And just like an addict, we see Brandon go through some of the phases too. At times he has implemented it seamlessly into his life, but at others, interference drives him to self-hatred and outbursts of anger. He even at one point tries to banish it from his life, throwing all the porn and everything related to it away as if to "go clean". But ever so slowly, gets drawn back in...
The majority of the movie is taken up with very slow, contemplative moments. Be it a song Sissy sings at a restaurant, scenes of Brandon's everyday routine, the movie takes it's time in simply letting the visuals tell the emotions. Very little dialogue is used here, and when it is, it's brief and very withheld. The film is helped by some exceptional moments of cinematography and contrast lighting which gives indications of the mental battle the characters are going through, or simply to show the city in its splendour. What really keeps you interested in this however, is Fassbender himself, his performance is really special. The small gestures and facial expressions are timed so well, and portrayed so effortlessly, you can't help but ponder on his character. Even with so little information to go on, you begin to vaguely see what turmoil he is going through. Carey Mulligan is very good in her brief scenes too, especially in one scene where Brandon and she are in a heated discussion and he's throwing insults at her which, when you think of them, relate to exactly the problems he is going through too. It is as if he's using this to accept the full scale of his situation, but will not face it at all.
As for the sex scenes in this, there is a reason this is rated 18's in Ireland, they are extremely graphic. And almost immediately after the first one, you realise what the subject matter is, and begin to see them as horrible portrayals of his addiction. They are almost in the entirety, not based on any pleasure or emotion at all, and you feel almost sick for witnessing them. There is one scene of intimacy where Brandon is with a woman who may genuinely love him, and you hope that this may be the turning point. But, it almost completely turns him off and he can't go through with it. This really is the scene when you realise he cannot be saved, that the addiction has taken over and will not withdraw the hold. Seeing this scene immediately followed by him having with a sex with a hooker in the same room solidifies this.
It's very difficult to pin this movie down to rate it, because on some levels it works really well, such as the visuals and performances. But on the other hand, there's almost no development to the characters whatsoever, and it really hurts the movie because you can't pinpoint their motives or reasons as to why they turned out as they did. There's also no feeling that there will be either redemption or destruction from the addiction either, it's as if he's... stuck within this horrible spiral that continuously returns to the same spot, and the same position. I can see that some people could read into that and translate it better, but I found it so hard to create any meaningful ties.

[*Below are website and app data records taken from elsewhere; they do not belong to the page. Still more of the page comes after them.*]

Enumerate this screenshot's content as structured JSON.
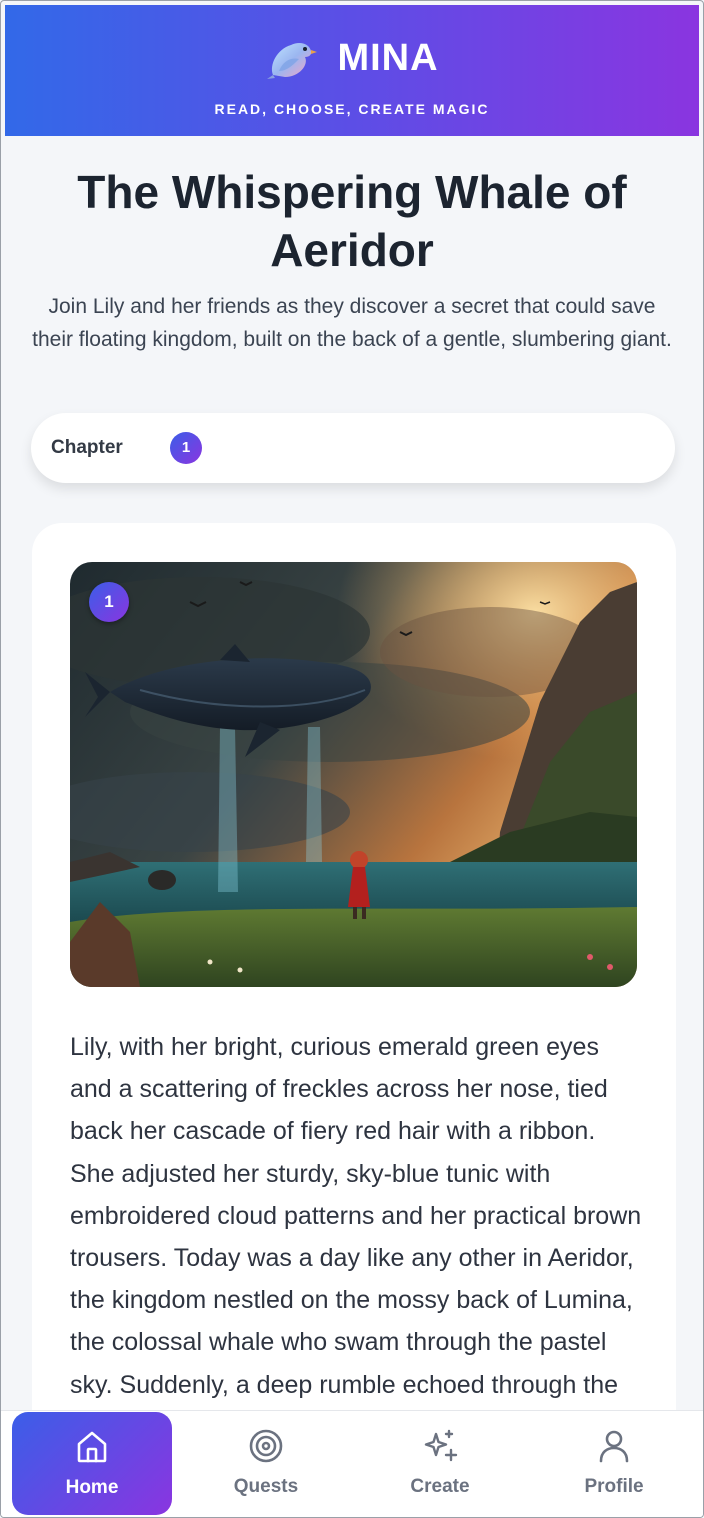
{
  "header": {
    "brand_name": "MINA",
    "tagline": "READ, CHOOSE, CREATE MAGIC",
    "logo_icon": "bird-icon"
  },
  "story": {
    "title": "The Whispering Whale of Aeridor",
    "subtitle": "Join Lily and her friends as they discover a secret that could save their floating kingdom, built on the back of a gentle, slumbering giant.",
    "chapter_label": "Chapter",
    "chapter_number": "1",
    "page_number": "1",
    "body": "Lily, with her bright, curious emerald green eyes and a scattering of freckles across her nose, tied back her cascade of fiery red hair with a ribbon. She adjusted her sturdy, sky-blue tunic with embroidered cloud patterns and her practical brown trousers. Today was a day like any other in Aeridor, the kingdom nestled on the mossy back of Lumina, the colossal whale who swam through the pastel sky. Suddenly, a deep rumble echoed through the land."
  },
  "nav": {
    "items": [
      {
        "label": "Home",
        "icon": "home-icon",
        "active": true
      },
      {
        "label": "Quests",
        "icon": "target-icon",
        "active": false
      },
      {
        "label": "Create",
        "icon": "sparkles-icon",
        "active": false
      },
      {
        "label": "Profile",
        "icon": "user-icon",
        "active": false
      }
    ]
  },
  "colors": {
    "gradient_start": "#3269e8",
    "gradient_end": "#8a35e0",
    "background": "#f4f6f9"
  }
}
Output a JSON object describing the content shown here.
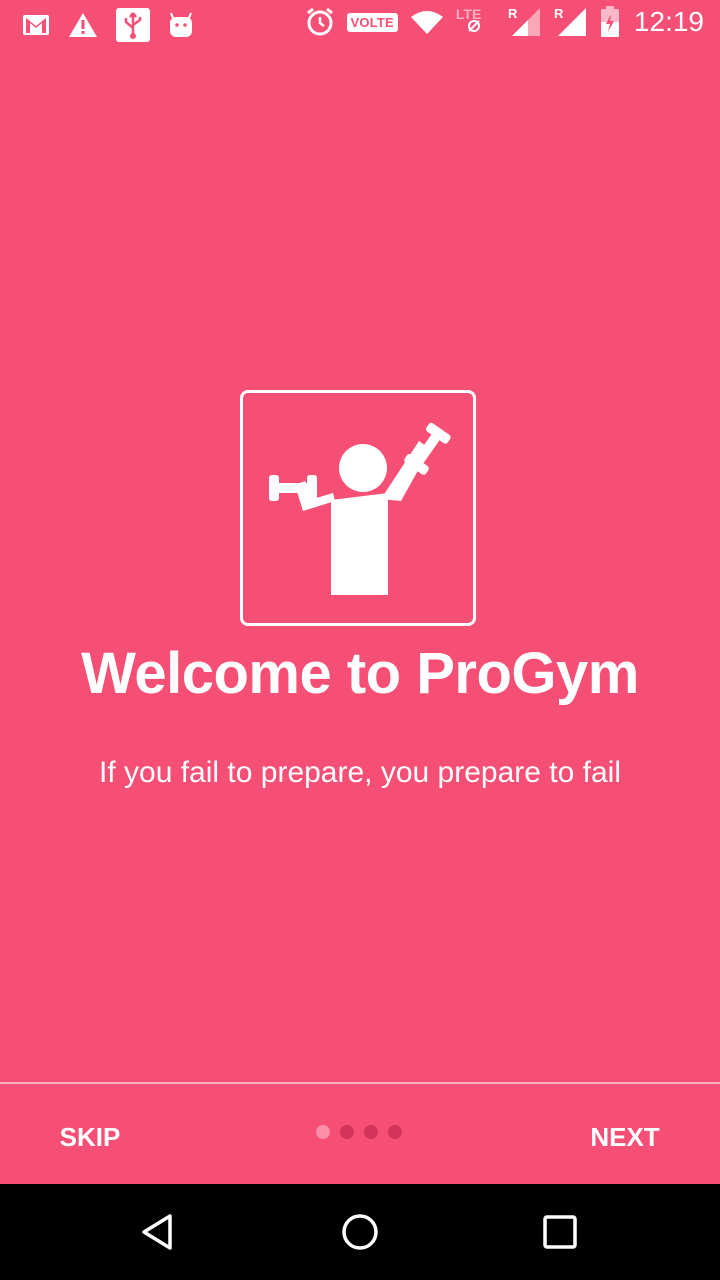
{
  "status_bar": {
    "time": "12:19",
    "volte_label": "VOLTE",
    "network_label": "LTE",
    "roaming_label_1": "R",
    "roaming_label_2": "R",
    "icons": [
      "gmail-icon",
      "warning-icon",
      "usb-icon",
      "android-icon",
      "alarm-icon",
      "volte-icon",
      "wifi-icon",
      "lte-icon",
      "signal-icon",
      "signal-icon",
      "battery-icon"
    ]
  },
  "onboarding": {
    "logo_icon": "weightlifter-icon",
    "title": "Welcome to ProGym",
    "subtitle": "If you fail to prepare, you prepare to fail",
    "page_index": 1,
    "page_count": 4
  },
  "bottom_bar": {
    "skip_label": "SKIP",
    "next_label": "NEXT"
  },
  "nav_bar": {
    "icons": [
      "back-icon",
      "home-icon",
      "recents-icon"
    ]
  },
  "colors": {
    "background": "#F64F75",
    "dot_active": "#FF8DA8",
    "dot_inactive": "#D4345A",
    "nav_bar": "#000000"
  }
}
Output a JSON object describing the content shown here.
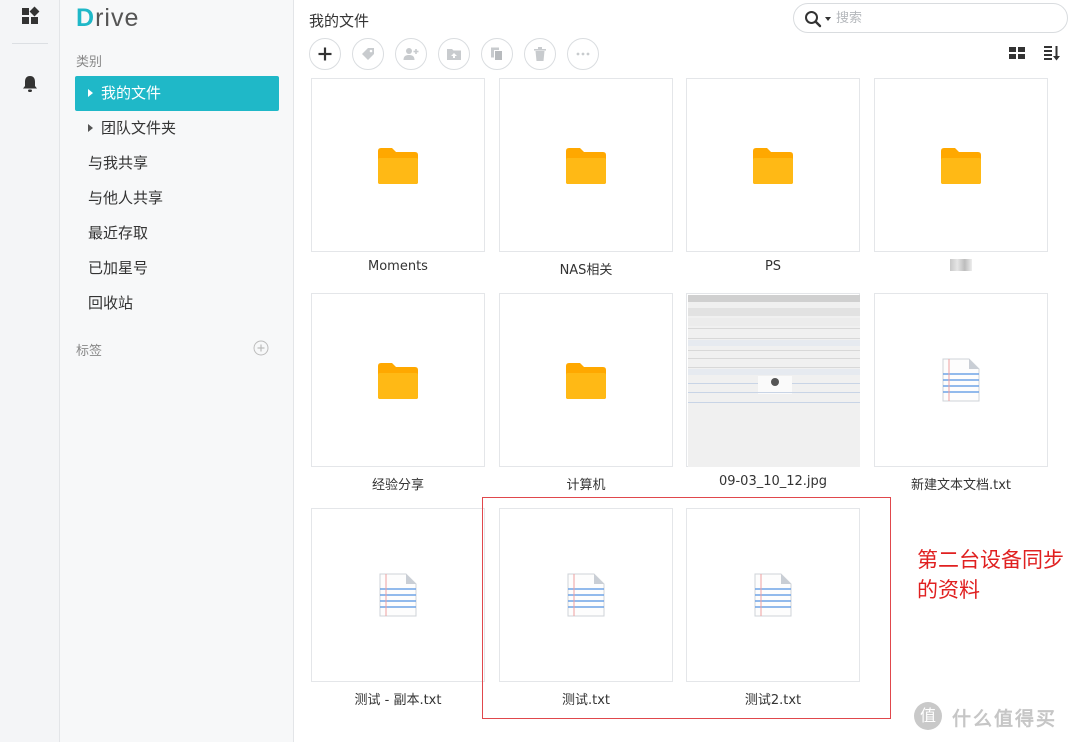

That's why I'll give Shame a Matinee, it's a difficult film to judge or derive conclusions on, but Michael Fassbender gives a great performance, and it's exceptionally well shot on the camera. I will give the warning that this is not for all audiences, and I will stress the age rating. It's there for a very good reason for the vivid and unpleasant sex scenes. But, if you can take it and want to see a different take on the psyche of an addict, give this a try. Be sure you're ready for a movie that takes its slow time however.
Thanks for reading! ^__^